Peptides have potential as therapeutic molecules because they can be designed to engage a larger portion of the target protein thus providing greater specificity. The common goal of all drugs, whether small molecules, peptides, or antibodies, is highly specific binding to a target protein that plays a key role in the initiation and progression of the disease. A target protein can be present outside, in the membrane, or within the cell. Development of a compound to target a specific protein site can require extensive knowledge of the target, especially its amino acid sequence and folded structure.
Although the small molecule and peptide drug development processes are similar, the latter offers a number of drug development challenges. These obstacles include:
• less stability in bodily fluids
• more expensive manufacturing
• tough delivery due to rapid in vivo degradation by proteases
• production in larger quantities for clinical investigations, because of continuous administration due to rapid degradation
Peptide drugs currently represent a small but growing number of pharmaceutical molecules. Interest in these therapeutics has recently intensified with key developments in modifications of peptides with non-natural amino acids to increase stability, improvements in manufacturing to increase yield and reduce cost, synthesis of diverse peptide libraries to screen large sets of drug targets, and phage-display technology to identify target-specific peptides.
In the last two decades peptide drugs were usually close to 10 amino acids in length. Current peptides are much larger and more complex in structure, often incorporating modified or unnatural amino acids.
For example, the approved peptide drug Fuzeon contains 14 different amino acids in its 36-amino acid chain and requires 106 manufacturing steps. This complex process is used to produce 3,700 kg per year of Fuzeon, 60–300 times the annual production of synthetic peptides such as calcitonin or leuprolide.

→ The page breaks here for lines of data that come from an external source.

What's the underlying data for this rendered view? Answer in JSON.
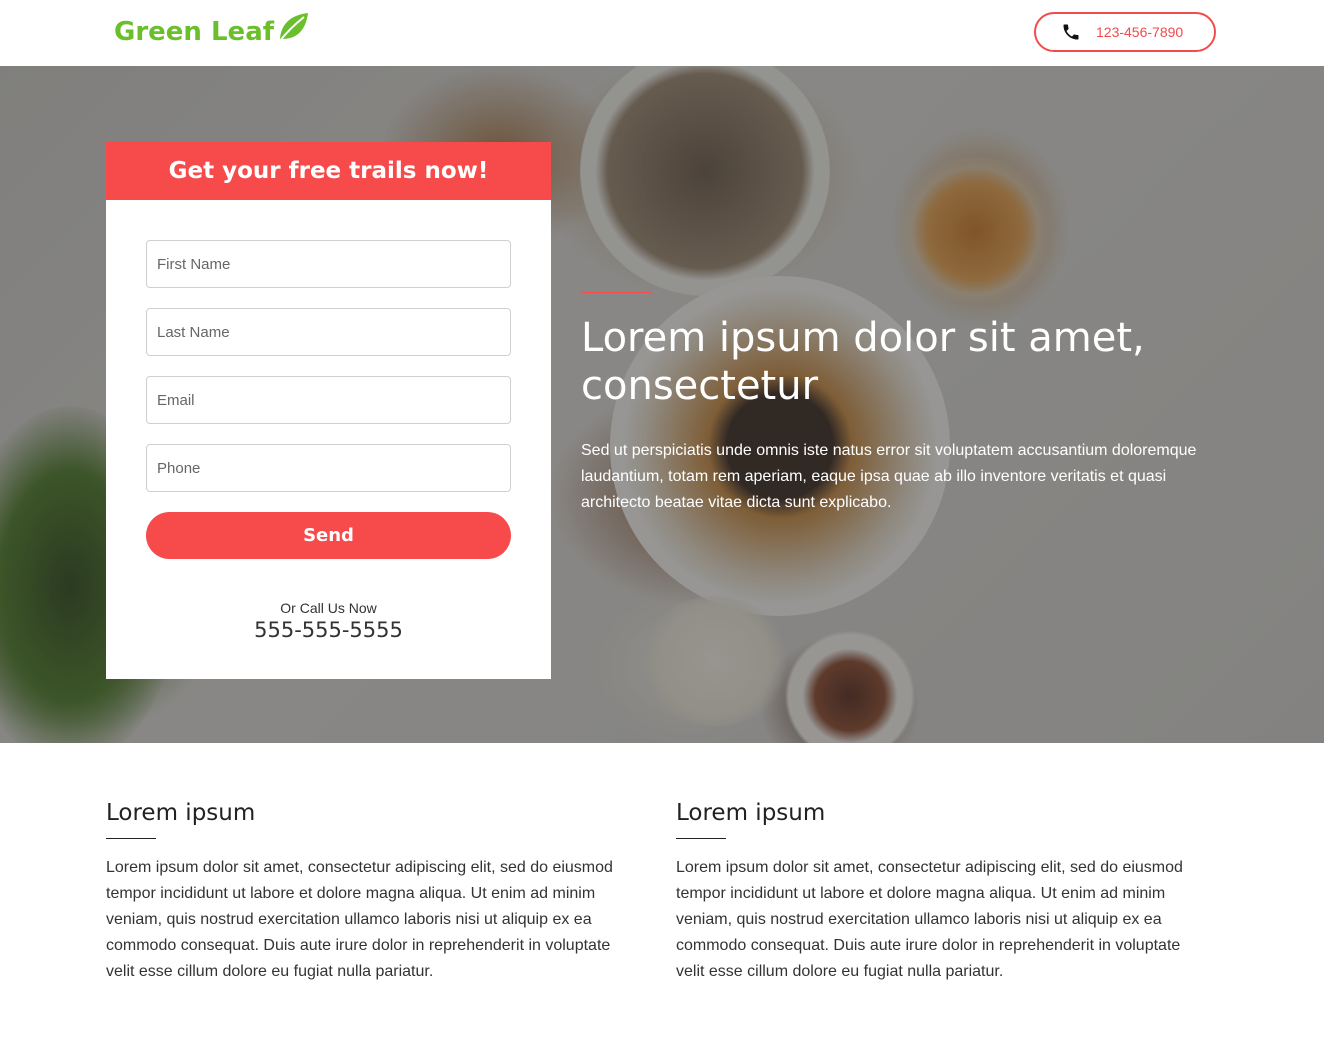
{
  "header": {
    "logo_text": "Green Leaf",
    "logo_icon": "leaf-icon",
    "phone_icon": "phone-icon",
    "phone_number": "123-456-7890",
    "accent_color": "#f24b4b",
    "logo_color": "#6bbf2a"
  },
  "form": {
    "title": "Get your free trails now!",
    "fields": {
      "first_name_placeholder": "First Name",
      "last_name_placeholder": "Last Name",
      "email_placeholder": "Email",
      "phone_placeholder": "Phone"
    },
    "send_label": "Send",
    "call_label": "Or Call Us Now",
    "call_number": "555-555-5555"
  },
  "hero": {
    "title": "Lorem ipsum dolor sit amet, consectetur",
    "description": "Sed ut perspiciatis unde omnis iste natus error sit voluptatem accusantium doloremque laudantium, totam rem aperiam, eaque ipsa quae ab illo inventore veritatis et quasi architecto beatae vitae dicta sunt explicabo."
  },
  "columns": [
    {
      "heading": "Lorem ipsum",
      "body": "Lorem ipsum dolor sit amet, consectetur adipiscing elit, sed do eiusmod tempor incididunt ut labore et dolore magna aliqua. Ut enim ad minim veniam, quis nostrud exercitation ullamco laboris nisi ut aliquip ex ea commodo consequat. Duis aute irure dolor in reprehenderit in voluptate velit esse cillum dolore eu fugiat nulla pariatur."
    },
    {
      "heading": "Lorem ipsum",
      "body": "Lorem ipsum dolor sit amet, consectetur adipiscing elit, sed do eiusmod tempor incididunt ut labore et dolore magna aliqua. Ut enim ad minim veniam, quis nostrud exercitation ullamco laboris nisi ut aliquip ex ea commodo consequat. Duis aute irure dolor in reprehenderit in voluptate velit esse cillum dolore eu fugiat nulla pariatur."
    }
  ]
}
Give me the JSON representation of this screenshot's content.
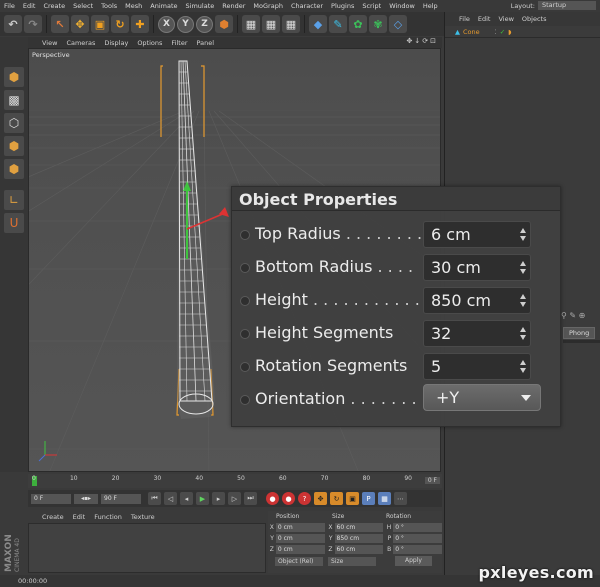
{
  "menubar": {
    "items": [
      "File",
      "Edit",
      "Create",
      "Select",
      "Tools",
      "Mesh",
      "Animate",
      "Simulate",
      "Render",
      "MoGraph",
      "Character",
      "Plugins",
      "Script",
      "Window",
      "Help"
    ],
    "layout_label": "Layout:",
    "layout_value": "Startup"
  },
  "toolbar": {
    "axis_x": "X",
    "axis_y": "Y",
    "axis_z": "Z"
  },
  "object_manager": {
    "menu": [
      "File",
      "Edit",
      "View",
      "Objects"
    ],
    "object_name": "Cone",
    "material_tag": "Phong"
  },
  "viewport": {
    "menu": [
      "View",
      "Cameras",
      "Display",
      "Options",
      "Filter",
      "Panel"
    ],
    "label": "Perspective"
  },
  "timeline": {
    "ticks": [
      "0",
      "10",
      "20",
      "30",
      "40",
      "50",
      "60",
      "70",
      "80",
      "90"
    ],
    "end_field": "0 F",
    "current_frame": "0 F",
    "end_frame": "90 F"
  },
  "material_manager": {
    "menu": [
      "Create",
      "Edit",
      "Function",
      "Texture"
    ]
  },
  "branding": {
    "maxon": "MAXON",
    "product": "CINEMA 4D"
  },
  "coordinates": {
    "headers": [
      "Position",
      "Size",
      "Rotation"
    ],
    "rows": [
      {
        "axis": "X",
        "pos": "0 cm",
        "size_axis": "X",
        "size": "60 cm",
        "rot_axis": "H",
        "rot": "0 °"
      },
      {
        "axis": "Y",
        "pos": "0 cm",
        "size_axis": "Y",
        "size": "850 cm",
        "rot_axis": "P",
        "rot": "0 °"
      },
      {
        "axis": "Z",
        "pos": "0 cm",
        "size_axis": "Z",
        "size": "60 cm",
        "rot_axis": "B",
        "rot": "0 °"
      }
    ],
    "mode": "Object (Rel)",
    "size_mode": "Size",
    "apply": "Apply"
  },
  "status": "00:00:00",
  "watermark": "pxleyes.com",
  "object_properties": {
    "title": "Object Properties",
    "rows": [
      {
        "label": "Top Radius",
        "dots": " . . . . . . . .",
        "value": "6 cm",
        "kind": "spinner"
      },
      {
        "label": "Bottom Radius",
        "dots": " . . . .",
        "value": "30 cm",
        "kind": "spinner"
      },
      {
        "label": "Height",
        "dots": " . . . . . . . . . . .",
        "value": "850 cm",
        "kind": "spinner"
      },
      {
        "label": "Height Segments",
        "dots": "",
        "value": "32",
        "kind": "spinner"
      },
      {
        "label": "Rotation Segments",
        "dots": "",
        "value": "5",
        "kind": "spinner"
      },
      {
        "label": "Orientation",
        "dots": " . . . . . . . .",
        "value": "+Y",
        "kind": "dropdown"
      }
    ]
  },
  "colors": {
    "selection_orange": "#e59a2f",
    "axis_green": "#3fc43f",
    "axis_red": "#d33",
    "axis_blue": "#4b6fd6"
  }
}
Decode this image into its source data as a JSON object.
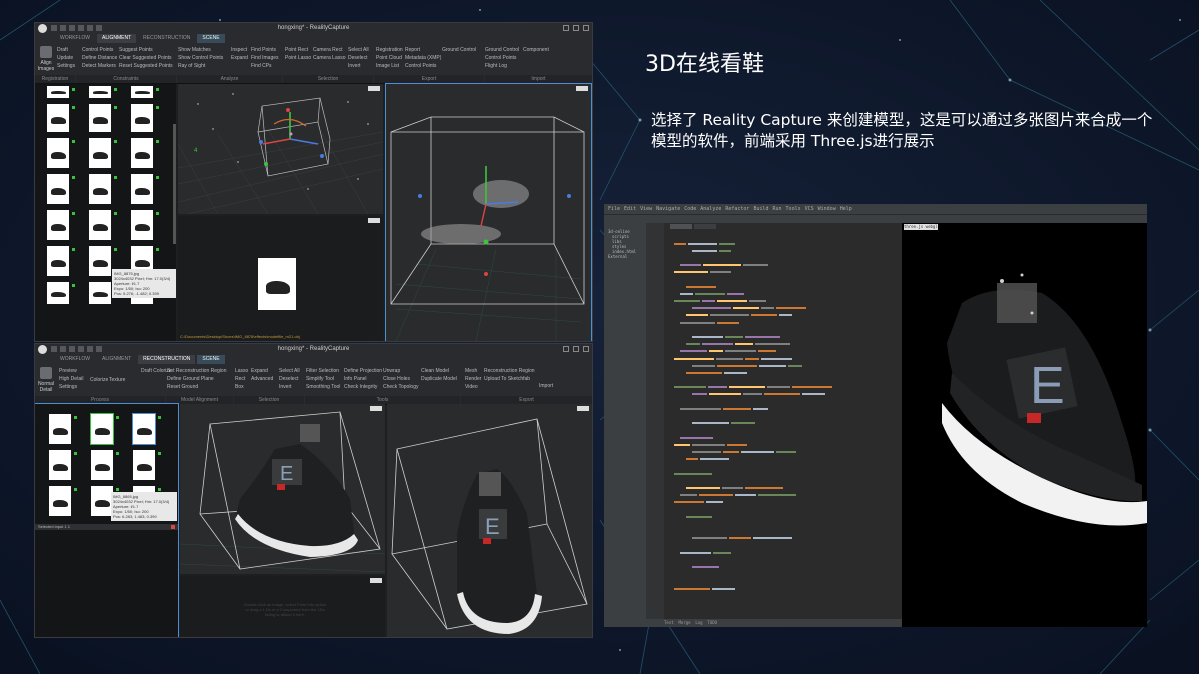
{
  "slide": {
    "heading": "3D在线看鞋",
    "description": "选择了 Reality Capture 来创建模型，这是可以通过多张图片来合成一个模型的软件，前端采用 Three.js进行展示"
  },
  "window1": {
    "title": "hongxing* - RealityCapture",
    "tabs": [
      "WORKFLOW",
      "ALIGNMENT",
      "RECONSTRUCTION",
      "SCENE"
    ],
    "active_tab": "ALIGNMENT",
    "big_button": "Align Images",
    "ribbon": {
      "col1": [
        "Draft",
        "Update",
        "Settings"
      ],
      "col2": [
        "Control Points",
        "Define Distance",
        "Detect Markers"
      ],
      "col3": [
        "Suggest Points",
        "Clear Suggested Points",
        "Reset Suggested Points"
      ],
      "col4": [
        "Show Matches",
        "Show Control Points",
        "Ray of Sight"
      ],
      "col5": [
        "Inspect",
        "Expand"
      ],
      "col6": [
        "Find Points",
        "Find Images",
        "Find CPs"
      ],
      "col7": [
        "Point Rect",
        "Point Lasso"
      ],
      "col8": [
        "Camera Rect",
        "Camera Lasso"
      ],
      "col9": [
        "Select All",
        "Deselect",
        "Invert"
      ],
      "col10": [
        "Registration",
        "Point Cloud",
        "Image List"
      ],
      "col11": [
        "Report",
        "Metadata (XMP)",
        "Control Points"
      ],
      "col12": [
        "Ground Control"
      ],
      "col13": [
        "Ground Control",
        "Control Points",
        "Flight Log"
      ],
      "col14": [
        "Component"
      ]
    },
    "ribbon_groups": [
      "Registration",
      "Constraints",
      "Analyze",
      "Selection",
      "Export",
      "Import"
    ],
    "tooltip": [
      "IMG_8875.jpg",
      "3024x4032 Pixel; Hm: 17.0(3/4)",
      "Aperture: f/1.7",
      "Expo: 1/50; Iso: 200",
      "Pos: 5.276; -1.482; 0.399"
    ],
    "status_path": "C:\\Documents\\Desktop\\Shoes\\IMG_8878\\effects\\modelfile_m21.obj"
  },
  "window2": {
    "title": "hongxing* - RealityCapture",
    "tabs": [
      "WORKFLOW",
      "ALIGNMENT",
      "RECONSTRUCTION",
      "SCENE"
    ],
    "active_tab": "RECONSTRUCTION",
    "big_button": "Normal Detail",
    "ribbon": {
      "col1": [
        "Preview",
        "High Detail",
        "Settings"
      ],
      "col2": [
        "Colorize",
        "Texture"
      ],
      "col3": [
        "Draft Colorize"
      ],
      "col4": [
        "Set Reconstruction Region",
        "Define Ground Plane",
        "Reset Ground"
      ],
      "col5": [
        "Lasso",
        "Rect",
        "Box"
      ],
      "col6": [
        "Expand",
        "Advanced"
      ],
      "col7": [
        "Select All",
        "Deselect",
        "Invert"
      ],
      "col8": [
        "Filter Selection",
        "Simplify Tool",
        "Smoothing Tool"
      ],
      "col9": [
        "Define Projection",
        "Info Panel",
        "Check Integrity"
      ],
      "col10": [
        "Unwrap",
        "Close Holes",
        "Check Topology"
      ],
      "col11": [
        "Clean Model",
        "Duplicate Model"
      ],
      "col12": [
        "Mesh",
        "Render",
        "Video"
      ],
      "col13": [
        "Reconstruction Region",
        "Upload To Sketchfab"
      ],
      "col14": [
        "Import"
      ]
    },
    "ribbon_groups": [
      "Process",
      "Model Alignment",
      "Selection",
      "Tools",
      "Export"
    ],
    "tooltip": [
      "IMG_8865.jpg",
      "3024x4032 Pixel; Hm: 17.0(3/4)",
      "Aperture: f/1.7",
      "Expo: 1/50; Iso: 200",
      "Pos: 6.283; 1.483; 0.399"
    ],
    "selection_label": "Selected input 1 1",
    "viewport_hint": [
      "Double-click an image, select Point Info option",
      "or drag a 1 Ds or a Component from the 1Ds",
      "listing to attach it here."
    ]
  },
  "ide": {
    "menu": [
      "File",
      "Edit",
      "View",
      "Navigate",
      "Code",
      "Analyze",
      "Refactor",
      "Build",
      "Run",
      "Tools",
      "VCS",
      "Window",
      "Help"
    ],
    "project_tree": [
      "3d-online",
      "scripts",
      "libs",
      "styles",
      "index.html",
      "External"
    ],
    "file_tab": "index.html",
    "render_tab": "three.js webgl",
    "status": [
      "Text",
      "Merge",
      "Log",
      "TODO"
    ]
  },
  "colors": {
    "background": "#0d1628",
    "accent_green": "#36c23a",
    "selection_blue": "#4d8fd6",
    "heading": "#ffffff"
  }
}
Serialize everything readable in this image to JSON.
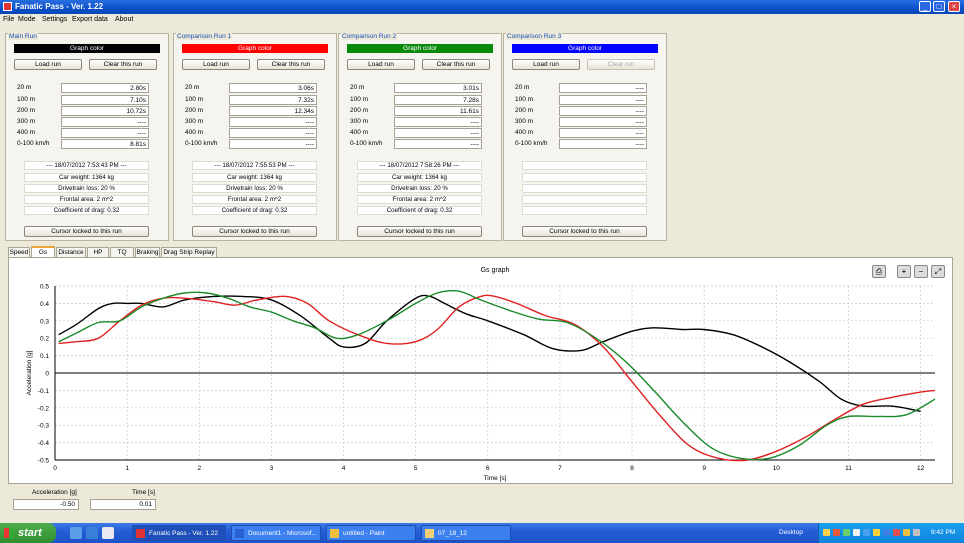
{
  "window": {
    "title": "Fanatic Pass - Ver. 1.22"
  },
  "menu": [
    "File",
    "Mode",
    "Settings",
    "Export data",
    "About"
  ],
  "row_labels": [
    "20 m",
    "100 m",
    "200 m",
    "300 m",
    "400 m",
    "0-100 km/h"
  ],
  "panels": [
    {
      "title": "Main Run",
      "color_label": "Graph color",
      "color": "#000000",
      "load_label": "Load run",
      "clear_label": "Clear this run",
      "clear_enabled": true,
      "values": [
        "2.80s",
        "7.10s",
        "10.72s",
        "----",
        "----",
        "8.81s"
      ],
      "info": [
        "--- 18/07/2012 7:53:43 PM ---",
        "Car weight: 1364 kg",
        "Drivetrain loss: 20 %",
        "Frontal area: 2 m^2",
        "Coefficient of drag: 0.32"
      ],
      "cursor_label": "Cursor locked to this run"
    },
    {
      "title": "Comparison Run 1",
      "color_label": "Graph color",
      "color": "#ff0000",
      "load_label": "Load run",
      "clear_label": "Clear this run",
      "clear_enabled": true,
      "values": [
        "3.06s",
        "7.32s",
        "12.34s",
        "----",
        "----",
        "----"
      ],
      "info": [
        "--- 18/07/2012 7:55:53 PM ---",
        "Car weight: 1364 kg",
        "Drivetrain loss: 20 %",
        "Frontal area: 2 m^2",
        "Coefficient of drag: 0.32"
      ],
      "cursor_label": "Cursor locked to this run"
    },
    {
      "title": "Comparison Run 2",
      "color_label": "Graph color",
      "color": "#0a8a0a",
      "load_label": "Load run",
      "clear_label": "Clear this run",
      "clear_enabled": true,
      "values": [
        "3.01s",
        "7.28s",
        "11.61s",
        "----",
        "----",
        "----"
      ],
      "info": [
        "--- 18/07/2012 7:58:26 PM ---",
        "Car weight: 1364 kg",
        "Drivetrain loss: 20 %",
        "Frontal area: 2 m^2",
        "Coefficient of drag: 0.32"
      ],
      "cursor_label": "Cursor locked to this run"
    },
    {
      "title": "Comparison Run 3",
      "color_label": "Graph color",
      "color": "#0000ff",
      "load_label": "Load run",
      "clear_label": "Clear run",
      "clear_enabled": false,
      "values": [
        "----",
        "----",
        "----",
        "----",
        "----",
        "----"
      ],
      "info": [
        "",
        "",
        "",
        "",
        ""
      ],
      "cursor_label": "Cursor locked to this run"
    }
  ],
  "tabs": [
    {
      "label": "Speed",
      "active": false
    },
    {
      "label": "Gs",
      "active": true
    },
    {
      "label": "Distance",
      "active": false
    },
    {
      "label": "HP",
      "active": false
    },
    {
      "label": "TQ",
      "active": false
    },
    {
      "label": "Braking",
      "active": false
    },
    {
      "label": "Drag Strip Replay",
      "active": false
    }
  ],
  "chart_data": {
    "type": "line",
    "title": "Gs graph",
    "xlabel": "Time [s]",
    "ylabel": "Acceleration [g]",
    "xlim": [
      0,
      12.2
    ],
    "ylim": [
      -0.5,
      0.5
    ],
    "x_ticks": [
      0,
      1,
      2,
      3,
      4,
      5,
      6,
      7,
      8,
      9,
      10,
      11,
      12
    ],
    "y_ticks": [
      0.5,
      0.4,
      0.3,
      0.2,
      0.1,
      0,
      -0.1,
      -0.2,
      -0.3,
      -0.4,
      -0.5
    ],
    "grid": true,
    "series": [
      {
        "color": "#000000",
        "points": [
          [
            0.05,
            0.22
          ],
          [
            0.3,
            0.28
          ],
          [
            0.6,
            0.37
          ],
          [
            0.8,
            0.4
          ],
          [
            1.0,
            0.4
          ],
          [
            1.2,
            0.4
          ],
          [
            1.5,
            0.38
          ],
          [
            1.8,
            0.42
          ],
          [
            2.2,
            0.44
          ],
          [
            2.6,
            0.44
          ],
          [
            3.0,
            0.42
          ],
          [
            3.4,
            0.33
          ],
          [
            3.8,
            0.2
          ],
          [
            4.0,
            0.15
          ],
          [
            4.3,
            0.17
          ],
          [
            4.6,
            0.3
          ],
          [
            5.0,
            0.43
          ],
          [
            5.2,
            0.44
          ],
          [
            5.4,
            0.4
          ],
          [
            5.7,
            0.34
          ],
          [
            6.0,
            0.3
          ],
          [
            6.5,
            0.22
          ],
          [
            6.9,
            0.14
          ],
          [
            7.3,
            0.13
          ],
          [
            7.6,
            0.18
          ],
          [
            8.0,
            0.24
          ],
          [
            8.3,
            0.26
          ],
          [
            8.7,
            0.25
          ],
          [
            9.0,
            0.25
          ],
          [
            9.4,
            0.22
          ],
          [
            9.8,
            0.15
          ],
          [
            10.2,
            0.06
          ],
          [
            10.6,
            -0.05
          ],
          [
            10.9,
            -0.15
          ],
          [
            11.2,
            -0.19
          ],
          [
            11.6,
            -0.19
          ],
          [
            12.0,
            -0.22
          ]
        ]
      },
      {
        "color": "#e02020",
        "points": [
          [
            0.05,
            0.17
          ],
          [
            0.3,
            0.18
          ],
          [
            0.6,
            0.2
          ],
          [
            0.9,
            0.3
          ],
          [
            1.2,
            0.39
          ],
          [
            1.5,
            0.43
          ],
          [
            1.8,
            0.43
          ],
          [
            2.2,
            0.41
          ],
          [
            2.5,
            0.39
          ],
          [
            2.8,
            0.42
          ],
          [
            3.2,
            0.44
          ],
          [
            3.5,
            0.4
          ],
          [
            3.8,
            0.3
          ],
          [
            4.2,
            0.22
          ],
          [
            4.6,
            0.17
          ],
          [
            5.0,
            0.18
          ],
          [
            5.3,
            0.25
          ],
          [
            5.6,
            0.38
          ],
          [
            5.9,
            0.44
          ],
          [
            6.1,
            0.44
          ],
          [
            6.4,
            0.4
          ],
          [
            6.8,
            0.33
          ],
          [
            7.2,
            0.28
          ],
          [
            7.6,
            0.15
          ],
          [
            8.0,
            -0.05
          ],
          [
            8.4,
            -0.25
          ],
          [
            8.8,
            -0.42
          ],
          [
            9.2,
            -0.49
          ],
          [
            9.6,
            -0.5
          ],
          [
            10.0,
            -0.45
          ],
          [
            10.4,
            -0.37
          ],
          [
            10.8,
            -0.27
          ],
          [
            11.2,
            -0.18
          ],
          [
            11.6,
            -0.14
          ],
          [
            12.0,
            -0.11
          ],
          [
            12.2,
            -0.1
          ]
        ]
      },
      {
        "color": "#1a8a2a",
        "points": [
          [
            0.05,
            0.18
          ],
          [
            0.3,
            0.23
          ],
          [
            0.6,
            0.29
          ],
          [
            0.9,
            0.3
          ],
          [
            1.2,
            0.38
          ],
          [
            1.5,
            0.43
          ],
          [
            1.8,
            0.46
          ],
          [
            2.1,
            0.46
          ],
          [
            2.4,
            0.43
          ],
          [
            2.7,
            0.38
          ],
          [
            3.0,
            0.35
          ],
          [
            3.3,
            0.3
          ],
          [
            3.6,
            0.26
          ],
          [
            3.9,
            0.2
          ],
          [
            4.2,
            0.22
          ],
          [
            4.6,
            0.3
          ],
          [
            5.0,
            0.4
          ],
          [
            5.3,
            0.46
          ],
          [
            5.6,
            0.47
          ],
          [
            5.9,
            0.42
          ],
          [
            6.3,
            0.36
          ],
          [
            6.7,
            0.31
          ],
          [
            7.1,
            0.29
          ],
          [
            7.5,
            0.2
          ],
          [
            7.9,
            0.07
          ],
          [
            8.3,
            -0.1
          ],
          [
            8.7,
            -0.28
          ],
          [
            9.1,
            -0.43
          ],
          [
            9.5,
            -0.49
          ],
          [
            9.9,
            -0.49
          ],
          [
            10.3,
            -0.42
          ],
          [
            10.7,
            -0.3
          ],
          [
            11.0,
            -0.25
          ],
          [
            11.4,
            -0.25
          ],
          [
            11.8,
            -0.24
          ],
          [
            12.2,
            -0.15
          ]
        ]
      }
    ]
  },
  "chart_tools": [
    "print-icon",
    "zoom-in-icon",
    "zoom-out-icon",
    "fit-icon"
  ],
  "cursor": {
    "acc_label": "Acceleration [g]",
    "acc_value": "-0.50",
    "time_label": "Time [s]",
    "time_value": "0.01"
  },
  "taskbar": {
    "start_label": "start",
    "tasks": [
      {
        "label": "Fanatic Pass - Ver. 1.22",
        "active": true
      },
      {
        "label": "Document1 - Microsof...",
        "active": false
      },
      {
        "label": "untitled - Paint",
        "active": false
      },
      {
        "label": "07_18_12",
        "active": false
      }
    ],
    "desktop_label": "Desktop",
    "clock": "9:42 PM"
  }
}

This large production quantity is necessitated by the need to administer high-concentration doses of Fuzeon to achieve biological activity. For adults, this dosage translates into twice-daily subcutaneous injections of 90 mg each. Fuzeon manufacture requires approximately 44 different raw materials from 10 different countries and the process from start to finished product takes more than six months to complete. Fuzeon is synthesized in three fragments using solid-phase chemistry followed by a solution-phase step to combine the three fragments.
Peptides are currently being developed as vaccines and for therapeutic applications in a variety of diseases. These indications include allergy/asthma, arthritis, cancer, diabetes, growth impairment, inflammation, baldness, analgesia, ophthalmology, epilepsy, gynecology, obesity, and hemostasis as well as cardiovascular, CNS, antiviral, antibacterial, and GI diseases.